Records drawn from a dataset
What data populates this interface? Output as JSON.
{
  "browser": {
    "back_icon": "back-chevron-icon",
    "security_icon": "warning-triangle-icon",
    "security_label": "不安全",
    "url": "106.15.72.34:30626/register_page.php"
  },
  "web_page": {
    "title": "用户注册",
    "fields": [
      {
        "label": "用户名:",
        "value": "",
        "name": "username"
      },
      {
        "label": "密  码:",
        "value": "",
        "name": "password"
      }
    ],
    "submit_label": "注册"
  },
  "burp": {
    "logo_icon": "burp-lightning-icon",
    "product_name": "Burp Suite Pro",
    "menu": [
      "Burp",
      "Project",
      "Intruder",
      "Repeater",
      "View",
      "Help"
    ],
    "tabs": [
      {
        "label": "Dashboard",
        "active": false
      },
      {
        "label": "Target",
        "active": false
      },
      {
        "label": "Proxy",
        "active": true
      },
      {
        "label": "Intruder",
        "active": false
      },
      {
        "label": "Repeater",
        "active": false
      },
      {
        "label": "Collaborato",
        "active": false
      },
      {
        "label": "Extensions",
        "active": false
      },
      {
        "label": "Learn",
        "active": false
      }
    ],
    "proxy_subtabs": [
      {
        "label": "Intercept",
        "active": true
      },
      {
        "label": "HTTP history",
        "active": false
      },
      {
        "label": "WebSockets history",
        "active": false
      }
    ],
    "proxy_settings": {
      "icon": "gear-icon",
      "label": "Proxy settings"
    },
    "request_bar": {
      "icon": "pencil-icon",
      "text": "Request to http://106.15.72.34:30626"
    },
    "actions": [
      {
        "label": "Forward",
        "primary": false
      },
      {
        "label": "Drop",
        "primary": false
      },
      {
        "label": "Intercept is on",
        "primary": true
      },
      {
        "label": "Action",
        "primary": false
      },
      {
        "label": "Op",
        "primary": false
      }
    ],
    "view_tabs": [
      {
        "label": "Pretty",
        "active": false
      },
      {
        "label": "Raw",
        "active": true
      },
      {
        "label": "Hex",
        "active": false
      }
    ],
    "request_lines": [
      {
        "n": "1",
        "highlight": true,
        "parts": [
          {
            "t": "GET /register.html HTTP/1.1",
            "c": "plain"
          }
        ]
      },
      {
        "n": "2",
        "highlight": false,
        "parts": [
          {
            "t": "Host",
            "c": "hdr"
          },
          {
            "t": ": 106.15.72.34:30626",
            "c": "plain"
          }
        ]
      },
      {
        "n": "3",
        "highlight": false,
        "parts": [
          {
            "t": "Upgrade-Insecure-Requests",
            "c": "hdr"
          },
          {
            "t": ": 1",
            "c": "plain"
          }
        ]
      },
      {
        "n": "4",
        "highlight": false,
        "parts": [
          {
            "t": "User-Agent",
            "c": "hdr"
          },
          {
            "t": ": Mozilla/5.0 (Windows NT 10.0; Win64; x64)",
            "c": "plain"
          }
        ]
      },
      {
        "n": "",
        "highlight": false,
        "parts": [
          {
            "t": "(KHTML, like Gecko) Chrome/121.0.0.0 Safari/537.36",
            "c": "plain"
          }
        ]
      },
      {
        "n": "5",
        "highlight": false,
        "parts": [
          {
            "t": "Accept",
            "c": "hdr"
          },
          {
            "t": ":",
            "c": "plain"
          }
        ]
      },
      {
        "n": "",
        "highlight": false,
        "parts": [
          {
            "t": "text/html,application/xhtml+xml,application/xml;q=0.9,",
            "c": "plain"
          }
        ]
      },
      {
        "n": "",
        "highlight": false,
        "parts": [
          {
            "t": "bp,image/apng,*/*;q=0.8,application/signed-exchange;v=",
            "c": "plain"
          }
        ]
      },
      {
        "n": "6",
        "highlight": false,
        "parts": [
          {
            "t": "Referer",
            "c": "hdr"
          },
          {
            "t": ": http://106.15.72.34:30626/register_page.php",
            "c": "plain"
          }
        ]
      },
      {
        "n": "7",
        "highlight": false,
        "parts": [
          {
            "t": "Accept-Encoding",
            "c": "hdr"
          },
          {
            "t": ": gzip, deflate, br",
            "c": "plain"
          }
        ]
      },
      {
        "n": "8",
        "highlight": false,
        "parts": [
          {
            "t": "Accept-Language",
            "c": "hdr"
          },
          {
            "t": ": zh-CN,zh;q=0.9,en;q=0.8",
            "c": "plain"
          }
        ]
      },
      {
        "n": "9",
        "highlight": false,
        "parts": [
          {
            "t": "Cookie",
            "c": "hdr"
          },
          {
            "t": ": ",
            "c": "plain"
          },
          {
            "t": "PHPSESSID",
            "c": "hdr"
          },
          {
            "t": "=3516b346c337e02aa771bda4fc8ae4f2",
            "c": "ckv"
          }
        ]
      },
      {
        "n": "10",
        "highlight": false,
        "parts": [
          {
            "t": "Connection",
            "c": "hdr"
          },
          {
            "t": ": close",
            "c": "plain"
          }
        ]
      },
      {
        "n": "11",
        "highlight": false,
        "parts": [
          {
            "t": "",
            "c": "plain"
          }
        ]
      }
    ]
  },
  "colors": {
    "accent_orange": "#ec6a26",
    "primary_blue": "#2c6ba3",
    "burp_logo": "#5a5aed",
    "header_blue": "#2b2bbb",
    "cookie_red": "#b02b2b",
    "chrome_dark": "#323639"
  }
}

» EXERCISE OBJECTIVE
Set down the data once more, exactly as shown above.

» SOLUTION FOR THIS EXERCISE
What data populates this interface? Output as JSON.
{
  "browser": {
    "back_icon": "back-chevron-icon",
    "security_icon": "warning-triangle-icon",
    "security_label": "不安全",
    "url": "106.15.72.34:30626/register_page.php"
  },
  "web_page": {
    "title": "用户注册",
    "fields": [
      {
        "label": "用户名:",
        "value": "",
        "name": "username"
      },
      {
        "label": "密  码:",
        "value": "",
        "name": "password"
      }
    ],
    "submit_label": "注册"
  },
  "burp": {
    "logo_icon": "burp-lightning-icon",
    "product_name": "Burp Suite Pro",
    "menu": [
      "Burp",
      "Project",
      "Intruder",
      "Repeater",
      "View",
      "Help"
    ],
    "tabs": [
      {
        "label": "Dashboard",
        "active": false
      },
      {
        "label": "Target",
        "active": false
      },
      {
        "label": "Proxy",
        "active": true
      },
      {
        "label": "Intruder",
        "active": false
      },
      {
        "label": "Repeater",
        "active": false
      },
      {
        "label": "Collaborato",
        "active": false
      },
      {
        "label": "Extensions",
        "active": false
      },
      {
        "label": "Learn",
        "active": false
      }
    ],
    "proxy_subtabs": [
      {
        "label": "Intercept",
        "active": true
      },
      {
        "label": "HTTP history",
        "active": false
      },
      {
        "label": "WebSockets history",
        "active": false
      }
    ],
    "proxy_settings": {
      "icon": "gear-icon",
      "label": "Proxy settings"
    },
    "request_bar": {
      "icon": "pencil-icon",
      "text": "Request to http://106.15.72.34:30626"
    },
    "actions": [
      {
        "label": "Forward",
        "primary": false
      },
      {
        "label": "Drop",
        "primary": false
      },
      {
        "label": "Intercept is on",
        "primary": true
      },
      {
        "label": "Action",
        "primary": false
      },
      {
        "label": "Op",
        "primary": false
      }
    ],
    "view_tabs": [
      {
        "label": "Pretty",
        "active": false
      },
      {
        "label": "Raw",
        "active": true
      },
      {
        "label": "Hex",
        "active": false
      }
    ],
    "request_lines": [
      {
        "n": "1",
        "highlight": true,
        "parts": [
          {
            "t": "GET /register.html HTTP/1.1",
            "c": "plain"
          }
        ]
      },
      {
        "n": "2",
        "highlight": false,
        "parts": [
          {
            "t": "Host",
            "c": "hdr"
          },
          {
            "t": ": 106.15.72.34:30626",
            "c": "plain"
          }
        ]
      },
      {
        "n": "3",
        "highlight": false,
        "parts": [
          {
            "t": "Upgrade-Insecure-Requests",
            "c": "hdr"
          },
          {
            "t": ": 1",
            "c": "plain"
          }
        ]
      },
      {
        "n": "4",
        "highlight": false,
        "parts": [
          {
            "t": "User-Agent",
            "c": "hdr"
          },
          {
            "t": ": Mozilla/5.0 (Windows NT 10.0; Win64; x64)",
            "c": "plain"
          }
        ]
      },
      {
        "n": "",
        "highlight": false,
        "parts": [
          {
            "t": "(KHTML, like Gecko) Chrome/121.0.0.0 Safari/537.36",
            "c": "plain"
          }
        ]
      },
      {
        "n": "5",
        "highlight": false,
        "parts": [
          {
            "t": "Accept",
            "c": "hdr"
          },
          {
            "t": ":",
            "c": "plain"
          }
        ]
      },
      {
        "n": "",
        "highlight": false,
        "parts": [
          {
            "t": "text/html,application/xhtml+xml,application/xml;q=0.9,",
            "c": "plain"
          }
        ]
      },
      {
        "n": "",
        "highlight": false,
        "parts": [
          {
            "t": "bp,image/apng,*/*;q=0.8,application/signed-exchange;v=",
            "c": "plain"
          }
        ]
      },
      {
        "n": "6",
        "highlight": false,
        "parts": [
          {
            "t": "Referer",
            "c": "hdr"
          },
          {
            "t": ": http://106.15.72.34:30626/register_page.php",
            "c": "plain"
          }
        ]
      },
      {
        "n": "7",
        "highlight": false,
        "parts": [
          {
            "t": "Accept-Encoding",
            "c": "hdr"
          },
          {
            "t": ": gzip, deflate, br",
            "c": "plain"
          }
        ]
      },
      {
        "n": "8",
        "highlight": false,
        "parts": [
          {
            "t": "Accept-Language",
            "c": "hdr"
          },
          {
            "t": ": zh-CN,zh;q=0.9,en;q=0.8",
            "c": "plain"
          }
        ]
      },
      {
        "n": "9",
        "highlight": false,
        "parts": [
          {
            "t": "Cookie",
            "c": "hdr"
          },
          {
            "t": ": ",
            "c": "plain"
          },
          {
            "t": "PHPSESSID",
            "c": "hdr"
          },
          {
            "t": "=3516b346c337e02aa771bda4fc8ae4f2",
            "c": "ckv"
          }
        ]
      },
      {
        "n": "10",
        "highlight": false,
        "parts": [
          {
            "t": "Connection",
            "c": "hdr"
          },
          {
            "t": ": close",
            "c": "plain"
          }
        ]
      },
      {
        "n": "11",
        "highlight": false,
        "parts": [
          {
            "t": "",
            "c": "plain"
          }
        ]
      }
    ]
  },
  "colors": {
    "accent_orange": "#ec6a26",
    "primary_blue": "#2c6ba3",
    "burp_logo": "#5a5aed",
    "header_blue": "#2b2bbb",
    "cookie_red": "#b02b2b",
    "chrome_dark": "#323639"
  }
}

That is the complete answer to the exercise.